When Does Your Product Need to Die?

Last Updated Aug 20, 2009 3:29 PM EDT

Business people conduct their own "death panels" everyday by asking, "Is this product past its prime? Should this service be diminished? What's in R&D that can re-eenergize our sagging sales?"

But as a recent NYT article written by Harvard Business School professor Mary Tripsas points out, companies may be wise to figure out how to keep older products on life support rather than ushering them to a premature death.

"Companies can proactively manage the innovation endgame. Continuing improvements to extend the life of technology, particularly given the attractive margins on the old, can be a wise business decision -- and not necessarily a reflection of narrow-mindedness."
One way to do this, says her HBS colleague Daniel Snow, is to take parts of new technologies under development in R&D and use it to extend the life of something old. The carburetor was given an extended run by incorporating technology from electronic fuel-injection. Read Snow's working paper on the subject, Capturing Benefits from Tomorrow's Technology in Today's Products: The Effect of Absorptive Capacity
Tripsas says customers move at different speeds, "so investments should be focused on market segments that most value the old."
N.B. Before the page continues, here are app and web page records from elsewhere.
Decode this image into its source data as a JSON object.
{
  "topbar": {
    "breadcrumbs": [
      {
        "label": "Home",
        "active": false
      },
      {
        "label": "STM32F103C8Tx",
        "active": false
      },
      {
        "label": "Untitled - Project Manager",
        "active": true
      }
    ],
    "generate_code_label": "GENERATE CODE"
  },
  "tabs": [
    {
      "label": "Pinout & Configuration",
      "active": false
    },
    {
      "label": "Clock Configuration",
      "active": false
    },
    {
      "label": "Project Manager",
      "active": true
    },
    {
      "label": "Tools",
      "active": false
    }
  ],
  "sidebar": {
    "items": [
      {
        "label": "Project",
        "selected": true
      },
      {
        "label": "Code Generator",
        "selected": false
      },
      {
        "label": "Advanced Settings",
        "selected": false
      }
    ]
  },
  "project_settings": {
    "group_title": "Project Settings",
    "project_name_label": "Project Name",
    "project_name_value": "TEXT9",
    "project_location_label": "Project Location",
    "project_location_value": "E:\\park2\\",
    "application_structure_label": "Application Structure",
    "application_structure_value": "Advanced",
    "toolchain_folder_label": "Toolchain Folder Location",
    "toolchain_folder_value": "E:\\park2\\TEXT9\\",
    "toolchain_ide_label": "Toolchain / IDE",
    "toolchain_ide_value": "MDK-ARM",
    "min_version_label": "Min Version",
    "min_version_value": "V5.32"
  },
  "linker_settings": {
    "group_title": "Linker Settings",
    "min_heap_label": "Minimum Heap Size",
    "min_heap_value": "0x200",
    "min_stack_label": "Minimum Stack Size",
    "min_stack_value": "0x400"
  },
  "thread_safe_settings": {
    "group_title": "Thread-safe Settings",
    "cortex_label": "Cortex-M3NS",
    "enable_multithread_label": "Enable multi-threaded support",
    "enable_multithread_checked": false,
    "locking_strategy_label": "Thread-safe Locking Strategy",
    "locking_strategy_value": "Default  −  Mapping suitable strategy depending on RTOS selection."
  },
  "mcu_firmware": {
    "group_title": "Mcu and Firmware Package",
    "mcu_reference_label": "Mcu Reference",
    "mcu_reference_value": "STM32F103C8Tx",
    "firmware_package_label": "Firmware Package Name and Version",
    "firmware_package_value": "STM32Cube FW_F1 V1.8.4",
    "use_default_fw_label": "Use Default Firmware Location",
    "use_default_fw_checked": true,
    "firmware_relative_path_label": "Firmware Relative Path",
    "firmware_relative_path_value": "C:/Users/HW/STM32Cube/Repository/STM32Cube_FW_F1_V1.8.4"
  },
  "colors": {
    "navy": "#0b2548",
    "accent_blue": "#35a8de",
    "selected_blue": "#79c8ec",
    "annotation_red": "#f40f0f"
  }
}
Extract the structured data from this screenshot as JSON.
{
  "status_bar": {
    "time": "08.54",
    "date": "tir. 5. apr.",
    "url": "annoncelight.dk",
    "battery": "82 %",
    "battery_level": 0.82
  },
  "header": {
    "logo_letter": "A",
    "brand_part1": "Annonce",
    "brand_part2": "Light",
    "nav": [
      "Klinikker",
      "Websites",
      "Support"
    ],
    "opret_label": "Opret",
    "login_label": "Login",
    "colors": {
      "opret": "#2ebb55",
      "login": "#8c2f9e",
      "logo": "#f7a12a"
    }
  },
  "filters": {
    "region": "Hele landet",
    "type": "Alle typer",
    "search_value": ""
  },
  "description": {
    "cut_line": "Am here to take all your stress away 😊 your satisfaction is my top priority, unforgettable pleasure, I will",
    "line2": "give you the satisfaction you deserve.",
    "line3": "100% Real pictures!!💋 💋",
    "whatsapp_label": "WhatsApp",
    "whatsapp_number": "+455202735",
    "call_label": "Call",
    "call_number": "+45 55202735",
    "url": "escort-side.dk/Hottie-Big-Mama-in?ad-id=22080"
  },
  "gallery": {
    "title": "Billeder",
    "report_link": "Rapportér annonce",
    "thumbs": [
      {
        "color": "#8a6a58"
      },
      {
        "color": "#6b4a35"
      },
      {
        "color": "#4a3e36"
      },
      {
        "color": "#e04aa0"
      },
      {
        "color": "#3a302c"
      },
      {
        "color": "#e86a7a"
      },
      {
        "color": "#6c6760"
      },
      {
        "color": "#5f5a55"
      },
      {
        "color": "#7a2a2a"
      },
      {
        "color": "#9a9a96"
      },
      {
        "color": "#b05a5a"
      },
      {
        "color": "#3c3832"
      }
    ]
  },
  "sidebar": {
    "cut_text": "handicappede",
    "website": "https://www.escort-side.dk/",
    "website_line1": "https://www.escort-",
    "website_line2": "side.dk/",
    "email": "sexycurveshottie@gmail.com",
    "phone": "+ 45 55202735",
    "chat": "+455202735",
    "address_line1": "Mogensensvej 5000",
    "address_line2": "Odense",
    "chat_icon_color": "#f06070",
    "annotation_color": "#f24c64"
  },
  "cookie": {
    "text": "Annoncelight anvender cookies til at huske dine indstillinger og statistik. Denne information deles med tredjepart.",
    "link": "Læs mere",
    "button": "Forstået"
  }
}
Her examples of old technology made fresh include hybrid cars, which car makers are using to bridge traditional autos and next-gen alternative fuel vehicles.

The pitfall to avoid is hanging in so long with an aging product that a competitor bites you from below with a better but cheaper offering.

Aging Gracefully

Another thought about the old. Some entrepreneurs look for opportunities to acquire brands that have been retired by their owners. In this way investors have been able to purchase and revitalize such once well-known brands as Prell shampoo, Fabergé cosmetics and Comet cleanser. Many people grew up with these names and remember them fondly. The key is making them relevant again to today's consumer.

  • Sean Silverthorne

    Sean Silverthorne is the editor of HBS Working Knowledge, which provides a first look at the research and ideas of Harvard Business School faculty. Working Knowledge, which won a Webby award in 2007, currently records 4 million unique visitors a year. He has been with HBS since 2001.

    Silverthorne has 28 years experience in print and online journalism. Before arriving at HBS, he was a senior editor at CNET and executive editor of ZDNET News. While at At Ziff-Davis, Silverthorne also worked on the daily technology TV show The Site, and was a senior editor at PC Week Inside, which chronicled the business of the technology industry. He has held several reporting and editing roles on a variety of newspapers, and was Investor Business Daily's first journalist based in Silicon Valley.